Whether the investment produces taxable trade or business income or debt financed income, the filing threshold is very low with regard to reporting the activity. Qualified plans with investments producing gross UBI in excess of $1,000 will be subject to tax on the net income at corporate rates and triggers a Form 990-T filing requirement. A substantial amount of taxable UBI could threaten the tax exempt status of the exempt investors.

Potential investment structures

There are a number of strategies employed to mitigate the tax consequences of these alternative investment instruments to the tax exempt investor.

Domestic blocker

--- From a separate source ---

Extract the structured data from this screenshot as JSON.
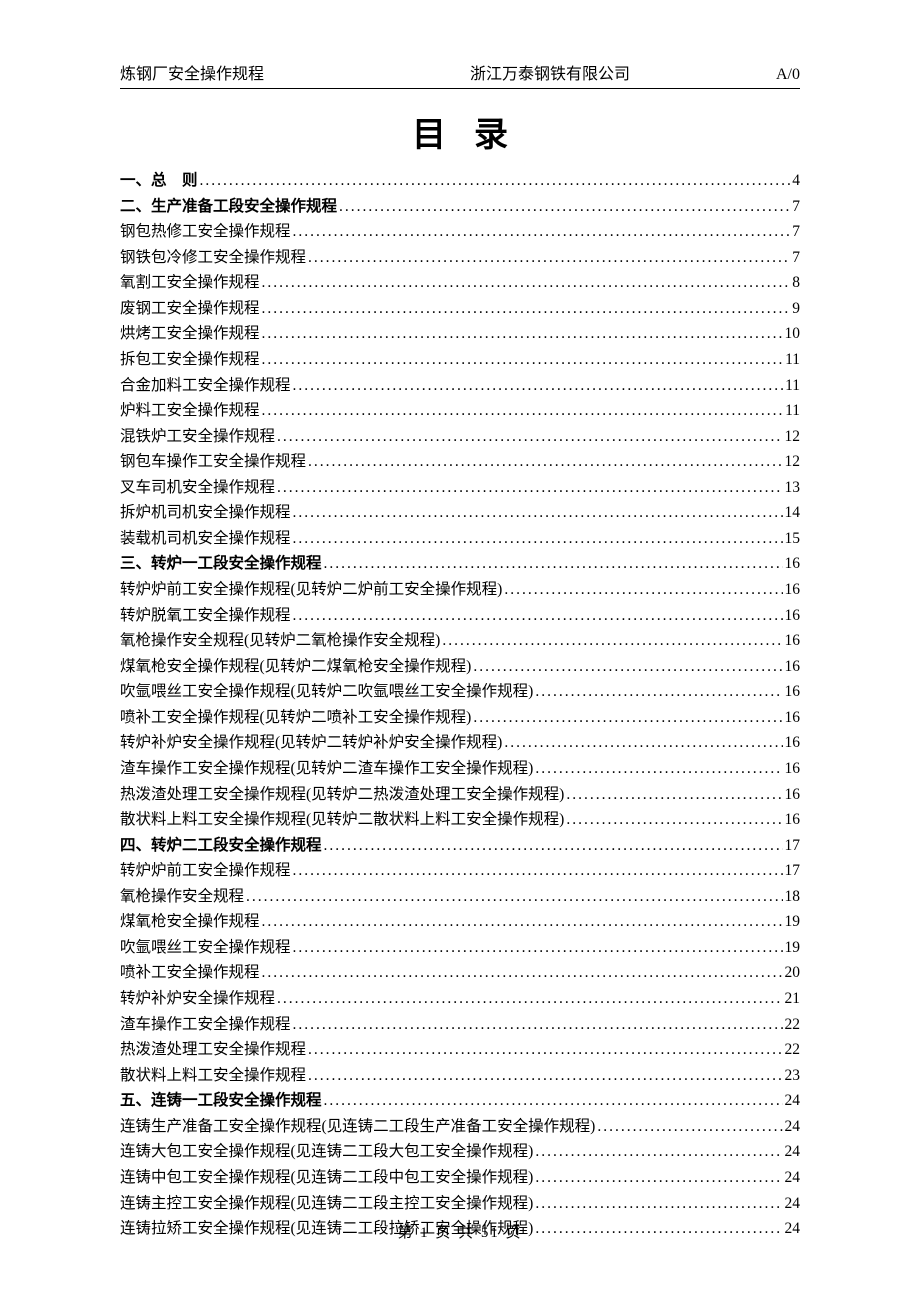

Some tax-exempts create a domestic “blocker” corporation as a way to mitigate taxable debt-financed income. In this type of scenario, the tax-exempt is the sole shareholder of the blocker corporation; the blocker, in turn, invests in a Fund. When the Fund distributes income to the blocker, the blocker receives taxable income. However, when the blocker then distributes income to the tax-exempt, such distribution is a passive dividend in the hands of the tax-exempt. This is because, unlike the way in which partnerships and their partners are viewed for federal tax purposes, corporations are viewed as entirely separate entities from their shareholders1 (the “corporate veil”). This dividend characterization holds true regardless of the nature of the activities or ownership interests of the corporation.

While this structure does mitigate the imposition of tax on UBI, the domestic blocker will have an almost equivalent tax liability that will be imposed on the blocker’s receipt of Fund income. However, the tax-exempt status will not be jeopardized by reason of too much UBI.

Foreign blocker

Some tax-exempts favor the creation of a foreign blocker to mitigate the imposition of taxes on Fund investments. Unlike the case with domestic blockers, the foreign blocker will not be subject to U.S. tax on the distribution from the Fund, due to the application of “portfolio debt exception,” which would treat the Fund’s distribution to the foreign blocker as nontaxable interest. Additionally, the distribution of earnings by the foreign blocker may result in foreign withholding tax of $02. Thus, under this type of arrangement, there is also the potential avoidance of the intermediary corporate level tax, which enhances the net after-tax cash flow to the tax-exempt investor.

In opting to structure an investment through a foreign blocker under this scenario, it is preferable to have the foreign blocker resident in a country which neither imposes corporate level taxation on interest received, nor imposes withholding tax on a distribution of earnings to nonresident shareholders (such as a U.S. tax-exempt organization in the instant case) under its domestic statute.

Conclusion

The issues involved with investment in alternative arrangements can be complex particularly when the investments are through pension plans and other investment instruments. This alert is intended only as an overview of the general rules and their applicability under certain assumed facts. Every tax-exempt organization seeking alternative investments will be subject to the particular model of the Fund, as well as non-tax objectives. Moreover, there are various tax regimes to consider, such as U.S. taxation on foreign investments; partnership taxation and withholding rules. Thus, although alternative investments may generate attractive investment returns, properly structuring them is a complex undertaking that should be done only in connection with advice from competent and experienced tax practitioners.

As a practical matter, many of the K-1s that tax exempt investors receive from their fund investments do not properly record the UBI activity either from unrelated trade or business or debt financed investments. That is generally because either the return preparer is unaware that a tax exempt entity is a partner and/or the preparer is generally unaware of these rules. Tax exempt investors should begin to ask questions about the nature of the investments in their portfolio to be sure they understand the tax implications to their organizations.

For more information on this topic, or to learn how Baker Tilly tax specialists can help, contact our team.